«Without secured material within the school all of us are not experiencing the big photo, » Braider says.
Braider believes allowing for «communication to seamlessly flow» between the infirmary, college, the coed and their family group during hospitalization benefits all people. And, schools respect most of their assessment on the student’s growth to return to campus life.
«Once the hospital delivers us their whole report any time a student is definitely released declaring that the university student is properly and ready to get integrated back in school we accept that. We continually work to get the pupil back into university, » states that Dr . Barbara Moore, some psychologist as well as director for Queens College or university Counseling, Wellness Center that has been involved with the very mental health partnership given that 2011.
When the student can be stabilized, any liaison contacts all the trainers and breaks down to a process for what in which way they can catch up scholastically.
Not every learner comes back, however. If he or she missed excessive classes Moore says the girl might entice a student taking an corrupted to make the particular work devoid of pressure.
«We try the simplest way we can to find out a changeover that works well for them, alone she says.
Often the partnership’s process worked well just for Damian Escobar when he possessed a serious economic crisis in Nov. Escobar, 19, a junior at Hofstra University within Hempstead, Idaho, says he became «really stressed» attempting to keep their grades around retain his or her scholarship.
Escobar, who had been already diagnosed with despair and stress before started college, possessed failed to always keep several meetings at Hofstra’s counseling core.
«I popped out to classes and just sat certainly, there. I had not been doing anything at all. I was overly depressed tell anyone my complications, » he says. They felt this individual couldn’t talk to his aunt about it.
Sooner or later, Escobar started out having thoughts of suicide and experimented with suicide.
Escobar heard about this software and his mum and granny drove your man to the school unit from Zucker Medical. He attained daily treatment method and had been involved in family members meetings and training. About 10 days eventually, he believed ready to go back to school.

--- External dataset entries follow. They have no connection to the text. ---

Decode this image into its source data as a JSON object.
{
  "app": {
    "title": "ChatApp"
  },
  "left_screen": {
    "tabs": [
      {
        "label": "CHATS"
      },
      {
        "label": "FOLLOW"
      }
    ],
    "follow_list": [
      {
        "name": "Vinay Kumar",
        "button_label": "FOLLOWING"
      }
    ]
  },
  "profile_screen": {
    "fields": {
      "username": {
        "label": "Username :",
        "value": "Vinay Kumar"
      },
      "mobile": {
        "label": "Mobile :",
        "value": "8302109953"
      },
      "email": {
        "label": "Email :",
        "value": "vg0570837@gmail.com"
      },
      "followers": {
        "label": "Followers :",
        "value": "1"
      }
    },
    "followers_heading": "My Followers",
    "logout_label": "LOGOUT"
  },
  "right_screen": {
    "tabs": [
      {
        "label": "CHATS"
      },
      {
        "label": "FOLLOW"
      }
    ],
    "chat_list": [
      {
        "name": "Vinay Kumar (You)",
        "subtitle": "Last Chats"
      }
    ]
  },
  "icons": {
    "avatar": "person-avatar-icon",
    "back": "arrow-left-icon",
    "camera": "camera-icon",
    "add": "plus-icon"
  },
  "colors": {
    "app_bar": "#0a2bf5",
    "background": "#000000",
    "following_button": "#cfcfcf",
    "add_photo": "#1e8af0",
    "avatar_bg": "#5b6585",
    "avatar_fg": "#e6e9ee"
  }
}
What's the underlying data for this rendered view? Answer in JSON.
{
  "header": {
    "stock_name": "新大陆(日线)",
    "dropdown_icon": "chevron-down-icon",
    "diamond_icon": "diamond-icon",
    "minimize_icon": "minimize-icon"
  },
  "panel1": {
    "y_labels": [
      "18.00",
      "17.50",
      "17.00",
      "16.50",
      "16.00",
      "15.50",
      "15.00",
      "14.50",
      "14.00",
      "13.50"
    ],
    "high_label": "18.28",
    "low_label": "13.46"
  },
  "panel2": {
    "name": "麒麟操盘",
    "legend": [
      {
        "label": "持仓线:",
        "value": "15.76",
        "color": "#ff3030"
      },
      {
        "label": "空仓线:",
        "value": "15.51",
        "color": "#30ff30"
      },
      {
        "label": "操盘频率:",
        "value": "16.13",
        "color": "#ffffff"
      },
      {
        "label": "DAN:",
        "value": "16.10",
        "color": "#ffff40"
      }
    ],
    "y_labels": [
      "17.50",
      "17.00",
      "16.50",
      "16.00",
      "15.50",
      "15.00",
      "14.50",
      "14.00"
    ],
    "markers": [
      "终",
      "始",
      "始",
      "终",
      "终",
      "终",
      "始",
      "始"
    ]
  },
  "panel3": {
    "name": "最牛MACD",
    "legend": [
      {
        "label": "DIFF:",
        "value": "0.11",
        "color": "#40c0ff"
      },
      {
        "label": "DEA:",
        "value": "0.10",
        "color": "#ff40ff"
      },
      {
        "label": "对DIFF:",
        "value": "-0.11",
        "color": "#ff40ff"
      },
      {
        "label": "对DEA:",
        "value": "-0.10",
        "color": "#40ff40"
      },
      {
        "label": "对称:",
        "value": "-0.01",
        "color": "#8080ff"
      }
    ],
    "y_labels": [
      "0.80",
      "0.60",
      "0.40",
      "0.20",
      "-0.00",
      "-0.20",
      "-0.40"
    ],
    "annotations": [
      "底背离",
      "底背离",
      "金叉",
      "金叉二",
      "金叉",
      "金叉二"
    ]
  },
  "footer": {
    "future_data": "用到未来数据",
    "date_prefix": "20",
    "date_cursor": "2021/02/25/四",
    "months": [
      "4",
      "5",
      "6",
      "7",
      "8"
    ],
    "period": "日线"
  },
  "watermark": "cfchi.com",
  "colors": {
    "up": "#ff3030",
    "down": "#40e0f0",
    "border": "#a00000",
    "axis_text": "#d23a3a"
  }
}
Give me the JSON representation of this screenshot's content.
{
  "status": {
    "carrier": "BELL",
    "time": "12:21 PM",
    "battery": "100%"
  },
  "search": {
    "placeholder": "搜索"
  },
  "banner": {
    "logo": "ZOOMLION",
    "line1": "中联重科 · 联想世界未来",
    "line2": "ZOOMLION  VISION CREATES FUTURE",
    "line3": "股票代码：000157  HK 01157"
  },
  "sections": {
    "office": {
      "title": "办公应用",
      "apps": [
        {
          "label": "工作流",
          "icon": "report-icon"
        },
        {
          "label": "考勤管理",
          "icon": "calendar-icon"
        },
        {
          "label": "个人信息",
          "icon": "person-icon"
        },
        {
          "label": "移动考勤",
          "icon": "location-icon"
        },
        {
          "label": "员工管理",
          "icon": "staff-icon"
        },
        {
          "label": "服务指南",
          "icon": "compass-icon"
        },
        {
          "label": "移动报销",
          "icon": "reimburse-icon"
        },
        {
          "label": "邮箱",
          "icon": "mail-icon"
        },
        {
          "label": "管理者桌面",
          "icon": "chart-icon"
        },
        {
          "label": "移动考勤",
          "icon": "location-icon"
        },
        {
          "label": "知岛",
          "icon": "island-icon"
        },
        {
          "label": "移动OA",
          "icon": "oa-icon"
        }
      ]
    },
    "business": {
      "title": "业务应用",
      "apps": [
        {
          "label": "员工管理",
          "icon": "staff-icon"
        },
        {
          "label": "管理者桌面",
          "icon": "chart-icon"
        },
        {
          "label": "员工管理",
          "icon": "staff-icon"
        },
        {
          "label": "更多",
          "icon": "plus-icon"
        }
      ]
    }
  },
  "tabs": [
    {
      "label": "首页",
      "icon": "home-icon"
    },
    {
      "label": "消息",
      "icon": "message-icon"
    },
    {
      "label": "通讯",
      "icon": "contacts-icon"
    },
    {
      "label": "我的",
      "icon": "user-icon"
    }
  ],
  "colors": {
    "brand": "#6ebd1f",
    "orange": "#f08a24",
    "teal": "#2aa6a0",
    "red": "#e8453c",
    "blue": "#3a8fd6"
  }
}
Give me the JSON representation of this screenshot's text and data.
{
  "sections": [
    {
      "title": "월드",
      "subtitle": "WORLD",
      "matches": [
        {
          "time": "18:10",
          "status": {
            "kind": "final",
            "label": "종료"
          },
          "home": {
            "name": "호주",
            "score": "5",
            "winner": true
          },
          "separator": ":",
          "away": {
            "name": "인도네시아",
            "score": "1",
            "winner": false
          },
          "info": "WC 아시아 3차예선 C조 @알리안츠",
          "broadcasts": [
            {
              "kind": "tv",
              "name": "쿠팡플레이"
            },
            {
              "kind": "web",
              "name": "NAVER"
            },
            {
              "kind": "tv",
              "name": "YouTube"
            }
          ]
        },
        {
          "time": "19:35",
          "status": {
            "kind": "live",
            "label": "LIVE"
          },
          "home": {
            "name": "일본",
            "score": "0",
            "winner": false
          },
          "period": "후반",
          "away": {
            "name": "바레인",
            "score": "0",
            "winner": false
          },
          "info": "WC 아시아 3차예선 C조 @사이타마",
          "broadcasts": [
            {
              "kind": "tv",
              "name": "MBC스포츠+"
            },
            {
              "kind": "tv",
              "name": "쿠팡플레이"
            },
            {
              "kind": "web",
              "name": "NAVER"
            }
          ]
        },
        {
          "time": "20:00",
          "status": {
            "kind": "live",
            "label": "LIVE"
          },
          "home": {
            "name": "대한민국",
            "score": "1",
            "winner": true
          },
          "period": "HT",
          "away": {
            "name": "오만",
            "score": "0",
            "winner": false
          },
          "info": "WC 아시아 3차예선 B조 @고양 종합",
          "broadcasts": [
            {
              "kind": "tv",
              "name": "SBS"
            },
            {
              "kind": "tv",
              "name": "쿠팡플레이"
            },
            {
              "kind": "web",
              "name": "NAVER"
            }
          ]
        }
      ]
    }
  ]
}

Ahead of being released, this individual worked with the particular partnership’s college liaison, Danielle Cimafonte, to ascertain how to get rid of some of his / her stress. They dropped among his six classes without having penalty as well as back for Hofstra.
«When I became available of the clinic I was like a completely evolved person. Just after my procedure and fresh medications my mood grew to become completely different, lunch break says Escobar.
His despression symptoms made him shy and even sheltered. After his hospitalization he returned to school along with back to currently being the «loud and opened like the male he used to be. »
It functioned for Alexia Phillips far too, who returned to school right after her be at Zucker Hospital. She says she anticipated the treatments she was basically prescribed about the unit will turn your ex into a tonto.
«But I’m just just the same technique I was. It’s just assisting me together with my depressive disorders, » states.
It has been annually that the girl stopped dicing herself.